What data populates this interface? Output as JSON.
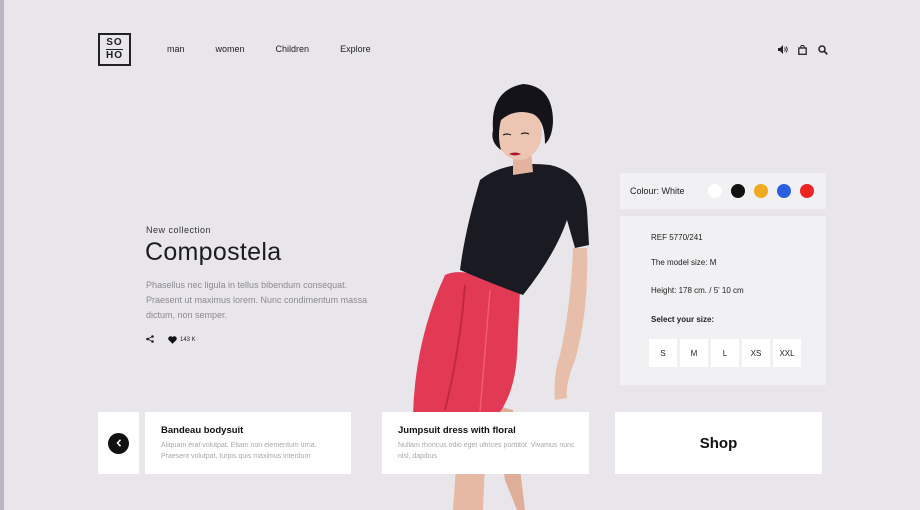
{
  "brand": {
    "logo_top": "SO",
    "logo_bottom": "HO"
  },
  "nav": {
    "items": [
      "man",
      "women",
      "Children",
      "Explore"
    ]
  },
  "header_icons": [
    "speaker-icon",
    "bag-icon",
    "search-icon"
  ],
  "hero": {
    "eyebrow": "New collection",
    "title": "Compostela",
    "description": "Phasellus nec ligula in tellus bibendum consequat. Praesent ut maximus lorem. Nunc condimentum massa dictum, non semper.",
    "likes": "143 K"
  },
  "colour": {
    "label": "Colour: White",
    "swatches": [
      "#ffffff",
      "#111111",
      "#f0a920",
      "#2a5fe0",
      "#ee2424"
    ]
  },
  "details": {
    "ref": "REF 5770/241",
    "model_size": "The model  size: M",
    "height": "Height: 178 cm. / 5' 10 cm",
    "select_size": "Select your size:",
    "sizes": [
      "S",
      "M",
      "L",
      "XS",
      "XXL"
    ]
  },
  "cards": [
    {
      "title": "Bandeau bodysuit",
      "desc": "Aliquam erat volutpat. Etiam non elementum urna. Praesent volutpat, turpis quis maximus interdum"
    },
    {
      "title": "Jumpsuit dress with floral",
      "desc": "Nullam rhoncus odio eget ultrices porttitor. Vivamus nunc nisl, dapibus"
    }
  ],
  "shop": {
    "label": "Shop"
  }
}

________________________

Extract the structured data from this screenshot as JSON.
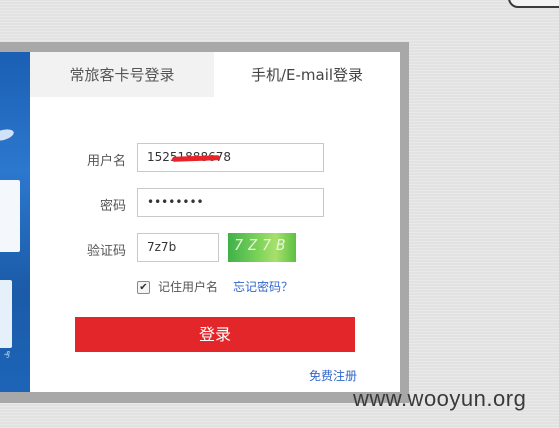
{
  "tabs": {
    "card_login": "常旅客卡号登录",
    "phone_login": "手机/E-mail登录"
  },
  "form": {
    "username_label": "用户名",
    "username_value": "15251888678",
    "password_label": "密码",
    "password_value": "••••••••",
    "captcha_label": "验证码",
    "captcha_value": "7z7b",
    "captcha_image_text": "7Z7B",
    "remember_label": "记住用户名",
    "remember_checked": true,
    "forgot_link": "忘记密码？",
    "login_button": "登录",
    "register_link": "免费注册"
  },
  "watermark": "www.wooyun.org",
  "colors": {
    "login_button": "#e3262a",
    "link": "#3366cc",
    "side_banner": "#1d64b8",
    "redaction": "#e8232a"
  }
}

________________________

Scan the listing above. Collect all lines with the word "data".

What data populates this interface? Output as JSON.
Extract the structured data from this screenshot as JSON.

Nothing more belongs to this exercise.